Statues for the Alland Company Foundation were filed on 11 May 2021.
The Foundation has two main priorities: to support local communities, and particularly women, in terms of education, health and infrastructure, and to preserve the African environment and biodiversity, especially in countries where Alland & Robert operates.
The Foundation will be solely funded by Alland & Robert, but marketing manager Violaine Fauvarque stressed the company will not benefit in any way from the Foundation’s work.
“Creating a foundation is a decision of the company to assign resources to the fulfilment of a public interest and not-for-profit purpose,” she told FoodNavigator. “The Foundation operates independently from Alland & Robert.
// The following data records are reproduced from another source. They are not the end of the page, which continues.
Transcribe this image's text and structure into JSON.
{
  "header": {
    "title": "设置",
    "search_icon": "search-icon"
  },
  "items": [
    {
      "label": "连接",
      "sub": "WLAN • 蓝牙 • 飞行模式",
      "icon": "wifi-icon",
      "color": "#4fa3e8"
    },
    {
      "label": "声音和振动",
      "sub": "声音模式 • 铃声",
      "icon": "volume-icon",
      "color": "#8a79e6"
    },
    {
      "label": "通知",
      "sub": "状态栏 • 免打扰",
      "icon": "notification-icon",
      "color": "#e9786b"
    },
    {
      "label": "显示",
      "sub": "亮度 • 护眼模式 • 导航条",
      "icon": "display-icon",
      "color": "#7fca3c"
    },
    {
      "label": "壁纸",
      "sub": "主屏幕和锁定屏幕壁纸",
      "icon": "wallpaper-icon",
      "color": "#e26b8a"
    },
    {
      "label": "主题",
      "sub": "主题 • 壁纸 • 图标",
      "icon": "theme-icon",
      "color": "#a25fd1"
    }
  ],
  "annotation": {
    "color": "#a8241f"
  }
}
“Our sole objective is to support African communities and fight the desertification of lands, droughts, or lack of access to services such as schools, hospitals or water.”
Restoring the Sahel region
Alland & Robert is a leading producer of acacia gum – otherwise known as gum arabic, acacia fibre or E414. The food additive is sourced from specific species of acacia trees across the African ‘gum belt’. This region stretches from Senegal to Eritrea.
The exudate is a natural emulsifier, stabiliser, texturiser, and is a source of fibre. Acacia gum can also be used to extend a product’s shelf life and improve mouthfeel.
Desertification is a growing concern across the gum belt. However, acacia trees, which capture nitrogen, can help nourish the soil and revive some of its lost fertility. Plantations also act as windbreakers, which serve to prevent further erosion.
In the Sahel region – located between the Sahara and the Sudanian savanna – desertification is of particular concern. In this area, the consequences of climate change are significant, and compounded by the advance of the Sahara.
“Since the creation of Alland & Robert in 1884, the company has been operating and sourcing raw materials in the Sahel. Our CEO Frédéric Alland has been travelling to several African countries for over 35 years,” explained Fauvarque.
“Since the 1980s, the Sahel has been affected by recurrent periods of drought. These droughts have threatened the livelihoods and future of entire populations across the region. Alland has witnessed the impacts of the climate crisis, and the rapid degradation of the natural environment. The Sahel is one of the regions most affected by climate change in the world. Alland & Robert wants to act and create concrete impact.”
In 2007, the Great Green Wall initiative was established to combat desertification across the Sahel. Its objective was to restore 8,000km to nature across the entire width of Africa. At least 15% of the project has been completed.
Last year, Alland & Robert partnered with UK based NGO Tree Aid, a participant in the Great Green Wall project, to help plant 3,600 trees (approximately 36 hectares) across the Sahel.
Now, such work will fall under the Alland Company Foundation, giving Alland & Robert the ‘necessary frame to its actions’. The foundation will primarily finance local initiatives and organisations.
Projects under the new foundation
Last year, Alland & Robert participated in a number of initiatives across the gum belt. These include a projet designed to reduce poverty in Mali, where over the past 10 years the Koulikoro region has lost 86% of the forests to deforestation. Alland & Robert is helping train farmers to grow and protect trees, and restore degraded lands in the region.
Another project sees the company help establish effective community forest governance in Niger. In particular, Alland & Robert is supporting families develop businesses based on tree products, including acacia gum.
And in Ethiopia, Alland & Robert is supporting communities in Dugda-Meki restore their local environment, build sustainable businesses, and grow nutritious food.
Moving forward, and under the aegis of the Foundation, Alland & Robert will continue its partnership with Tree Aid. Other projects include a collaboration with the Batali association in Central Africa, where the Foundation is working to provide schools and resources to local communities.
“In Sudan, we are looking to continue our project in El Humera to build more water tanks, and we will try to expand our work in this country, as it is one of the main producing countries for gum acacia,” Fauvarque told this publication.
“And we are open to other projects – we have a number of projects that we are currently exploring.”